There have been further changes to the band’s line-up with drummer Mike Byrne and bassist Nicole Fiorentino the most recent departures earlier this year. Given Corgan’s autocratic reputation it’s hard to know if these changes impacted on his writing or mindset going into a new album. Probably not but Monuments to an Elegy certainly has an air of decluttering and fresh air about it. Nine songs in thirty three minutes, easily their shortest album to date, it has a compact, getting-down-to-business feel about it with tight, concise structures and a clear aversion to convolution.

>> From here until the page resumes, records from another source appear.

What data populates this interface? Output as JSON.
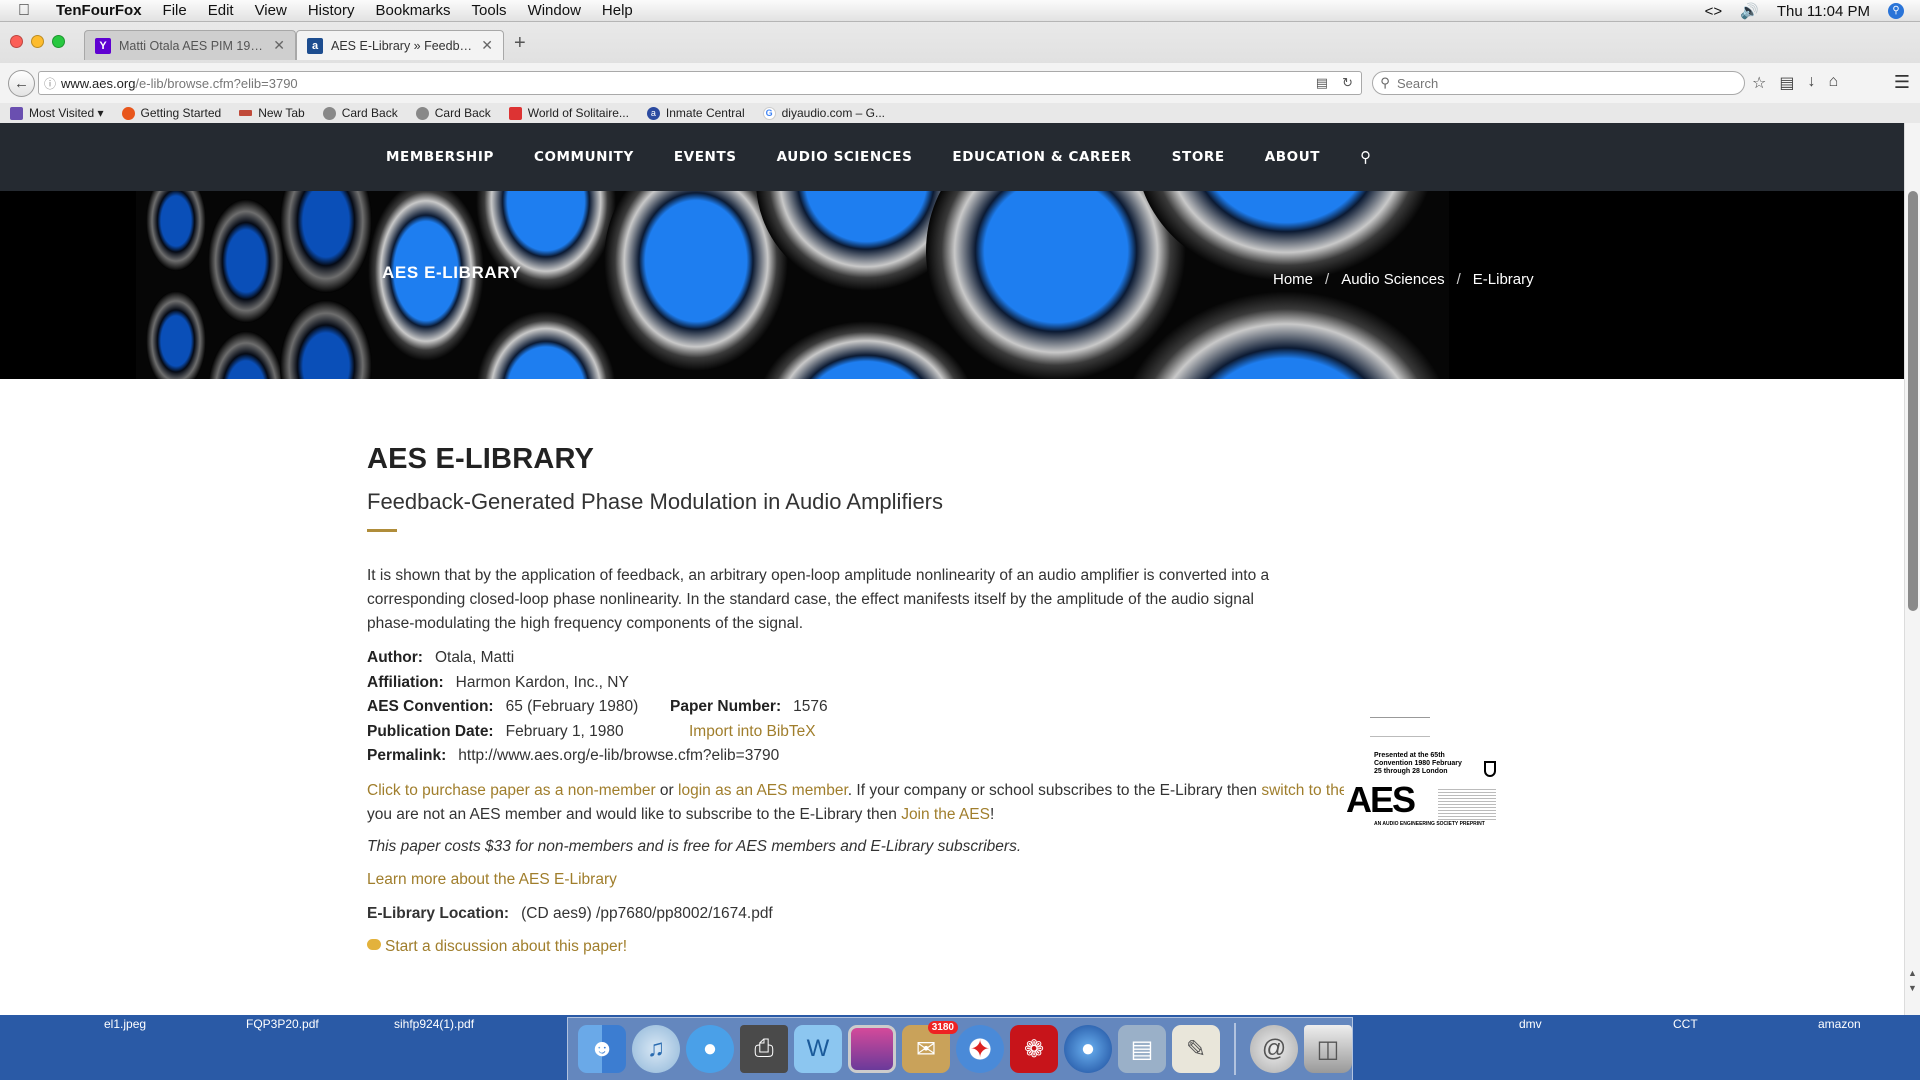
{
  "menubar": {
    "app_name": "TenFourFox",
    "items": [
      "File",
      "Edit",
      "View",
      "History",
      "Bookmarks",
      "Tools",
      "Window",
      "Help"
    ],
    "clock": "Thu 11:04 PM"
  },
  "browser": {
    "tabs": [
      {
        "label": "Matti Otala AES PIM 1980 ...",
        "favicon": "Y"
      },
      {
        "label": "AES E-Library » Feedback...",
        "favicon": "aes"
      }
    ],
    "url_host": "www.aes.org",
    "url_path": "/e-lib/browse.cfm?elib=3790",
    "search_placeholder": "Search",
    "bookmarks": [
      "Most Visited",
      "Getting Started",
      "New Tab",
      "Card Back",
      "Card Back",
      "World of Solitaire...",
      "Inmate Central",
      "diyaudio.com – G..."
    ]
  },
  "site": {
    "nav": [
      "MEMBERSHIP",
      "COMMUNITY",
      "EVENTS",
      "AUDIO SCIENCES",
      "EDUCATION & CAREER",
      "STORE",
      "ABOUT"
    ],
    "banner_title": "AES E-LIBRARY",
    "breadcrumbs": [
      "Home",
      "Audio Sciences",
      "E-Library"
    ],
    "heading": "AES E-LIBRARY",
    "paper_title": "Feedback-Generated Phase Modulation in Audio Amplifiers",
    "abstract": "It is shown that by the application of feedback, an arbitrary open-loop amplitude nonlinearity of an audio amplifier is converted into a corresponding closed-loop phase nonlinearity. In the standard case, the effect manifests itself by the amplitude of the audio signal phase-modulating the high frequency components of the signal.",
    "author_label": "Author:",
    "author": "Otala, Matti",
    "affiliation_label": "Affiliation:",
    "affiliation": "Harmon Kardon, Inc., NY",
    "convention_label": "AES Convention:",
    "convention": "65 (February 1980)",
    "paper_number_label": "Paper Number:",
    "paper_number": "1576",
    "pub_date_label": "Publication Date:",
    "pub_date": "February 1, 1980",
    "bibtex": "Import into BibTeX",
    "permalink_label": "Permalink:",
    "permalink": "http://www.aes.org/e-lib/browse.cfm?elib=3790",
    "purchase_link": "Click to purchase paper as a non-member",
    "or_text": " or ",
    "login_link": "login as an AES member",
    "subscribe_text": ". If your company or school subscribes to the E-Library then ",
    "switch_link": "switch to the institutional version",
    "not_member_text": ". If you are not an AES member and would like to subscribe to the E-Library then ",
    "join_link": "Join the AES",
    "join_end": "!",
    "cost_note": "This paper costs $33 for non-members and is free for AES members and E-Library subscribers.",
    "learn_more": "Learn more about the AES E-Library",
    "location_label": "E-Library Location:",
    "location": "(CD aes9)   /pp7680/pp8002/1674.pdf",
    "discussion": "Start a discussion about this paper!",
    "paper_thumb": {
      "presented": "Presented at the 65th Convention 1980 February 25 through 28 London",
      "logo": "AES",
      "subtitle": "AN AUDIO ENGINEERING SOCIETY PREPRINT"
    }
  },
  "desktop": {
    "files": [
      "el1.jpeg",
      "FQP3P20.pdf",
      "sihfp924(1).pdf",
      "dmv",
      "CCT",
      "amazon"
    ],
    "mail_badge": "3180"
  },
  "colors": {
    "accent_gold": "#a07e2c",
    "nav_bg": "#252a31",
    "banner_blue": "#1e7ef0"
  }
}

Sonically it’s a typical Corgan record with layered guitars that hybridise metal, punk, prog and new wave, solid rock drumming courtesy of new recruit (for this album at least) Tommy Lee and the most rewarding integration of synths and rock music that he has achieved to-date. From the brief drum machine interlude on the soaring ‘Being Beige’ to the New Order/Depeche Mode facsimile ‘Dorian’ and the sparkling retro synth pulse of ‘Run 2 Me’ (that threatens pomposity but somehow manages to rein itself in) Corgan’s use of digital technology is seamless and to the advantage of the song at all times. Naturally it brings to mind Adore and indeed this record was produced by Howard Willing, who worked on that 1998 album.

‘Anti-Hero’ and ‘Monuments’ hark back to the angst-laden, reach-for-the-stars sound of Siamese Dream and Melon Collie and the Infinite Sadness and they succeed quite magnificently by basing themselves around strong bedrock guitar riffs that churn, buzz and spark beneath many of Corgan’s finest choruses and vocal melodies to date. Corgan’s detractors often cite his nasal whine as a deterrent to their listening pleasure but here it sounds just right. Much of the subject matter still covers the same ground of love lost and and found, heartbreak and hope but he communicates the essence of each song succinctly and without too much metaphorical grandeur.

Monuments to an Elegy is a better album than most expected Corgan still capable of. A lack of excess and musical procrastination are it’s selling points, coupled with effortless song craft and a spirit akin to a reawakening and realisation of where his artistic strengths lie.